Formulation of Suspensions
Biphasic liquids such as suspensions and emulsions are unique dosage forms because many of their properties are due to the presence of a boundary region between two phases. In suspensions, a liquid and an insoluble solid meet to form an interface. In the case of emulsions, two immiscible liquids, usually oil and water, form an interface.
Formulation of Suspensions
1Wetting agents: They are added to disperse solids in continuous liquid phase . Example: Polysorbate 80, 20, span etc.
2. Suspending agents: They are added to flocs the drug particles.
3. Thickeners: They are added to increase the viscosity of suspension. Example: gaur gum, xanthan gum.
4. Buffers and pH adjusting agents: They are added to stabilize the suspension to a desired pH range.
5. Colouring agents: They are added to impart desired colour to suspension and improve elegance.
6. Preservatives: They are added to prevent microbial growth.
Preparation of Suspensions
Step 1: Suspensions are prepared by grinding the insoluble materials in the mortar to a smooth paste with a vehicle containing the wetting agent.
Step 2: All soluble ingredients are dissolved in same portion of the vehicle and added to the smooth paste to step 1 to get slurry.
Step 3: The slurry is transformed to a graduated cylinder, the mortar is rinsed with successive portion of the vehicle.
Step 4: Decide whether the solids are
• Suspended in a structured vehicle
• Flocculated and then suspended
Add the vehicle containing the suspending agent (or) flocculating agent.
Step 5: Make up the dispersion to the final volume .Thus suspension is prepared.
Stability of Suspension
Factors that contribute to appreciable stability of a suspension include:
1. Small Particle Size:
• Reduced size of the dispersed particle increases the total surface area of the solid.
• The greater the degree of subdivision of a given solid the larger the surface area.
• The increase in surface area means also an increase in interface between the solids and liquids leading to an increase in viscosity of a system.
2. Increasing the Viscosity:
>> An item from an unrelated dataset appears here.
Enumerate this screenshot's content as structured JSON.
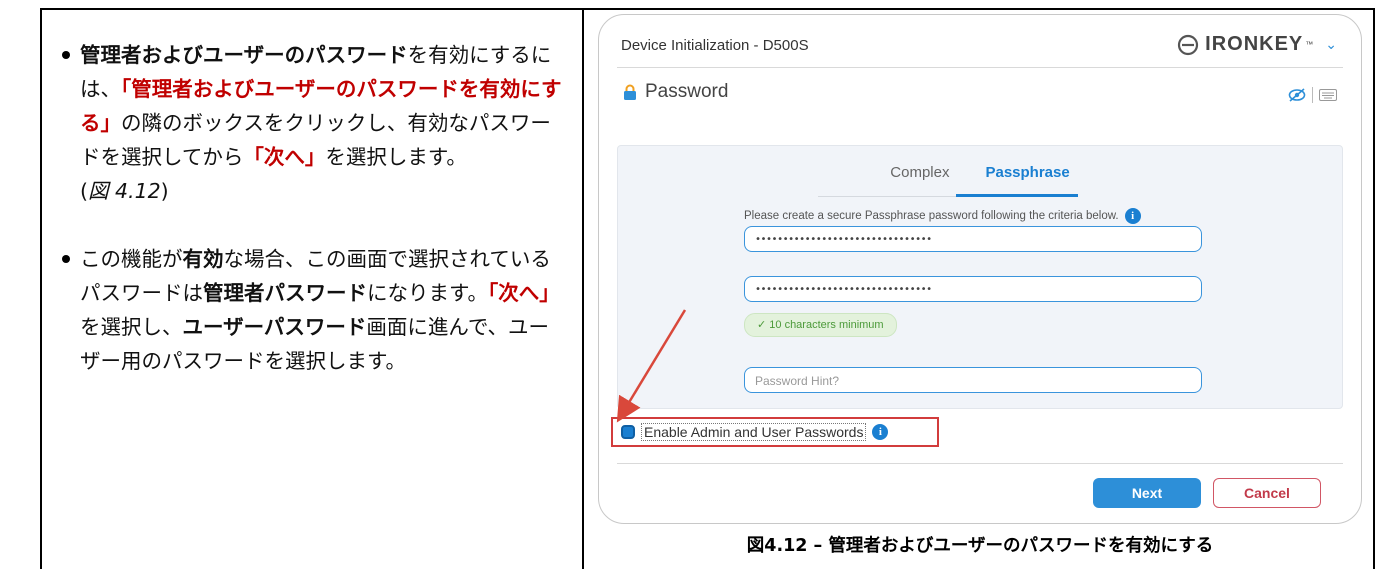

• Increased viscosity of the continuous phase can lead to the stability of suspensions.
• This is so because the rate of sedimentation can be reduced by increase in viscosity.
Viscosity increase is brought about by addition of thickening agents to the external phase.
• It is important to note that the rate of release of a drug from a suspension is also dependent on viscosity.
• Another factor which negatively affects the stability and usefulness of pharmaceutical suspensions is fluctuation of temperature. Temperature fluctuations can lead to caking and claying.
Mr. Shiv Kumar is the Author and founder of pharmaceutical guidance, he is a pharmaceutical Professional from India having more than 14 years of rich experience in pharmaceutical field.
During his career, he work in quality assurance department with multinational company’s i.e Zydus Cadila Ltd, Unichem Laboratories Ltd, Indoco remedies Ltd, Panacea Biotec Ltd, Nectar life Science Ltd. During his experience, he face may regulatory Audit i.e. USFDA, MHRA, ANVISA, MCC, TGA, EU –GMP, WHO –Geneva, ISO 9001-2008 and many ROW Regularities Audit i.e.Uganda,Kenya, Tanzania, Zimbabwe. He is currently leading a regulatory pharmaceutical company as a head Quality. You can join him by Email, Facebook, Google+, Twitter and YouTube